De León said a 100 percent renewable requirement will lead to lower bills, remove more greenhouse gas emissions “so our children can breathe clean air” and create more jobs in the green economy.
According to the U.S. Energy Information Administration, Californians pay an average retail price of 15.42 cents per kilowatt hour. That’s fourth-highest in the continental U.S.
But de León was quick to point out that the average monthly bill in California is almost $20 a month lower than the national average, largely due to the state’s energy efficiency measures.
“The goal and the vision is the right thing for California, especially with the current (Trump) administration,” in the White House, de León said.
One of the Republicans who voted against SB100, state Sen. John Moorlach, R-Costa Mesa, compared the bill to the public pension crisis.
Politicians can promise “an amazing pension system formula and (they will) be gone, long gone, before the birds come home to roost,” he said. “Anything with a long timeline, you can thump your chest now but you won’t be accountable 30 years from now.”
Ackerman said the over-generation of renewable sources such as solar in California, together with the power already online from gas-fired generators, leads to a reduction in wholesale energy prices.
“You know who sees that benefit?” Ackerman said. “The people in the neighboring states because they’re buying that excess power at a significant discount.
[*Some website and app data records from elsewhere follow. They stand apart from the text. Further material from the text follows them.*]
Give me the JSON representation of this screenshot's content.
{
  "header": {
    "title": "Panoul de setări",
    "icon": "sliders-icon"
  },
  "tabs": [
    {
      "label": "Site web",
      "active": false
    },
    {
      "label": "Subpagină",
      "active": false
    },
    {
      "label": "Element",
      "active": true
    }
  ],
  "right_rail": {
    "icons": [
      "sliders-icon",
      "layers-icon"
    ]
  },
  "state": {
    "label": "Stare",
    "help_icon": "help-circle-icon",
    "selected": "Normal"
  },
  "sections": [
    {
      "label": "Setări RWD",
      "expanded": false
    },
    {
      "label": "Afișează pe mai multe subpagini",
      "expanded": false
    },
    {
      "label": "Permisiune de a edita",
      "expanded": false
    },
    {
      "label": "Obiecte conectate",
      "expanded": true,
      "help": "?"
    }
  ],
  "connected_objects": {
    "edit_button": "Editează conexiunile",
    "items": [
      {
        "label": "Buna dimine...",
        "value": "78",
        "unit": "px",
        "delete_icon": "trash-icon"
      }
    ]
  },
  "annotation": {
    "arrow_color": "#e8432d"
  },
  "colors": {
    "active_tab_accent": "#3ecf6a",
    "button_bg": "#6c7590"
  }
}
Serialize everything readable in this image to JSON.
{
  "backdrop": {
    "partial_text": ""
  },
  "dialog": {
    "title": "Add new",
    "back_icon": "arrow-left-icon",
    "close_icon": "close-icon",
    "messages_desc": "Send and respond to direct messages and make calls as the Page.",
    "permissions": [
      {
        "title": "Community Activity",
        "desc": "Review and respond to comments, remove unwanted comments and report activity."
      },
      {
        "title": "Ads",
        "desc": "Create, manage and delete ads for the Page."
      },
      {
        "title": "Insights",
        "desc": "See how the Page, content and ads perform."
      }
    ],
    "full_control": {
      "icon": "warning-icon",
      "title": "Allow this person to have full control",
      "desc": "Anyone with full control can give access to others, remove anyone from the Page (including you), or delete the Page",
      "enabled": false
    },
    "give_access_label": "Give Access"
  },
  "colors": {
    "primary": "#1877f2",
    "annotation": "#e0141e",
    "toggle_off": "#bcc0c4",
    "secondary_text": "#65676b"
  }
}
People in neighboring states are just backing down their generators and buying (the power) at a discount … It’s like a wealth transfer with Arizona, Nevada, Oregon and other states in the West.”
Boosting California’s renewable requirements is not new.
The state’s first iteration of the RPS in 2002, called for 20 percent of it power to come from clean energy sources by 2017. The target was then accelerated and the percentage later expanded to more than 30 percent before reaching its 50 percent level in 2015
“There was skepticism with the 20 percent (requirement), then at 30 percent,” said Galiteva. “We’ve seen this before.” The continued growth in renewables makes her think getting to 100 percent is within reach.
“We also need to be focusing on other sectors too,” Galiteva said. “De-carbonizing the electricity sector without de-carbonizing the transportation sector and the building sector only gets us part of the way … I mean, we didn’t say, let’s go halfway to the moon. Let’s shoot for the whole way.”
Ackerman has his doubts.
“I’m not saying it’s impossible but it could be very costly, too,” Ackerman said. “I don’t see a price tag attached to this proposal.”
A bill analysis by the Senate Committee on Energy, Utilities and Communications acknowledged that “achievement and progress towards RPS goals have come at a cost,” pointing to increased electricity rates plus the challenges of integrating large amounts of renewables into the energy system.
Another legislative study, done by the Senate Appropriations Committee, said implementing SB100 would cost the California Public Utilities Commission about $2 million a year and the Air Resources Board $362,000.
It also said the costs for the California Energy Commission to accelerate the existing RPS are “unknown (and) potentially significant.”